Here is a summary of what she found: Since the winter's first snow, Trainmaster Cliff Kailey has been bucking up against snowbanks from wedge and rotary plows with up to 10 crews (20 men) of men under his direction. When the storm first hit in November, the trainmaster and crew boarded a wedge and pushed open snowdrifts into Denver, just ahead of mainline trains. Railroaders found the snow averaged a depth of 8 feet deep and in some cuts, the snow was as high as 25 feet.
To appreciate the time and effort, the branch line to St. Francis, Kansas required 10 crews, several steam engines and a plow, five days and nights to open. The chief dispatcher for the McCook, Nebraska division kept carloads of coal moving to service these specialty crews. A dining car with a cook and a waiter from Denver, served free meals to the crews as they came off their 8-hour shifts in the sub-zero weather. A sleeper car was provided so they could sleep while the next crew continued the battle against the snow and ice.

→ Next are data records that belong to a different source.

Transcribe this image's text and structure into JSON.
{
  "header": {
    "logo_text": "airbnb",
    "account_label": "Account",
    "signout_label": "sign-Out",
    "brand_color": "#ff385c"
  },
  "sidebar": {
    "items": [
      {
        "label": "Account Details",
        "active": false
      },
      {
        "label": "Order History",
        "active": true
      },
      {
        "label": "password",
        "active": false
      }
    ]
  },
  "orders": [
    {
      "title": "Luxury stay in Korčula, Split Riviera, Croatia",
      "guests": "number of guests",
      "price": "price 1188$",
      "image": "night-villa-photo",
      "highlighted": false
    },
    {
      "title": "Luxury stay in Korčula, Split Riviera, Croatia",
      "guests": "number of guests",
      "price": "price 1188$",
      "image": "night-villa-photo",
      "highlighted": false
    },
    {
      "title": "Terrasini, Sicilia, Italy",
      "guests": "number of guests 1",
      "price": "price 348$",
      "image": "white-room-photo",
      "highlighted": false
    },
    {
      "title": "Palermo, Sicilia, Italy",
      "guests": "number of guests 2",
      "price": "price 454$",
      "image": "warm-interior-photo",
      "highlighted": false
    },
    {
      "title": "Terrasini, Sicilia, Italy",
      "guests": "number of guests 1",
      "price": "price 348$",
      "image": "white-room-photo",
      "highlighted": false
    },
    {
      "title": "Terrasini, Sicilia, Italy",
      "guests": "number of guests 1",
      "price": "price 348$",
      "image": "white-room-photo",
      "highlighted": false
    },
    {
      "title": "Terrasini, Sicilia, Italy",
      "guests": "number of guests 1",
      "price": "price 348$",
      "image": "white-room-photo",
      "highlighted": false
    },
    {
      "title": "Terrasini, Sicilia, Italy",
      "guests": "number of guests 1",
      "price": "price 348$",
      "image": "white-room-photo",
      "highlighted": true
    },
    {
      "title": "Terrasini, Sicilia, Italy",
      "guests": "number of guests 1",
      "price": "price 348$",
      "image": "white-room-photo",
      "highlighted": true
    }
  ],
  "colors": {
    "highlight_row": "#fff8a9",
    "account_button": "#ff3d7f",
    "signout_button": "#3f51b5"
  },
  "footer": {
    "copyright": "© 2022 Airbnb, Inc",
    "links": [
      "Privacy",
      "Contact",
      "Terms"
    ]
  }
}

When the exhausted Trainmaster and his crew arrived in McCook, they were met with the message: "St. Francis line blocked again." The men rested up and returned to re-open the St. Francis branch line, determined to beat this blizzard. But there had been a thaw and re-freeze, resulting in heavy ice on the tracks. The snowplow derailed. Trainmaster Kailey decided a new tactic was in order -- dynamite.
"As far as I know, we were the first to use this explosive to open ice-rimmed railroad lines," the trainmaster said. "We got a man from Norton, Kansas to handle the sticks. On most of the cuts, it took about 5 sticks of dynamite to blow the snow out."
When asked how loud the explosion was, Trainmaster Kailey replied, "There was just a cracking sound as the snow just went up and down."
Post-hole diggers were used to make the holes in which the sticks of dynamite were packed. Two WWII veterans were involved with the using explosives; Robert Hassler and the trainmaster's son, Bob Kailey. Mr. Hassler had served with a railroad battalion overseas while Mr. Kailey was a captain with the Army Engineers of General Patton's army.
To appreciate what it took to clear a set of tracks, imagine the rotary plow's fanwheel blowing a cloud of snow 40 feet in all directions. In the cab above the whirling plow sat the trainmaster and two road foremen, directing operations. An open window let in snow from the plow, which would land on those inside. On one occasion, the trainmaster's glasses froze to his nose. In addition, an engineer and 2 firemen were kept busy stoking coal to maintain the steam that furnished both motive power and heat.
In the end, it took 31 days to completely open the Republican City - Oberlin branch line. A wedge plow was used to buck off the snowdrifts until stopped by ice-coated rails. At this point, a bulldozer tractor would scrape the ice which then enabled the rotary plows to move along the tracks.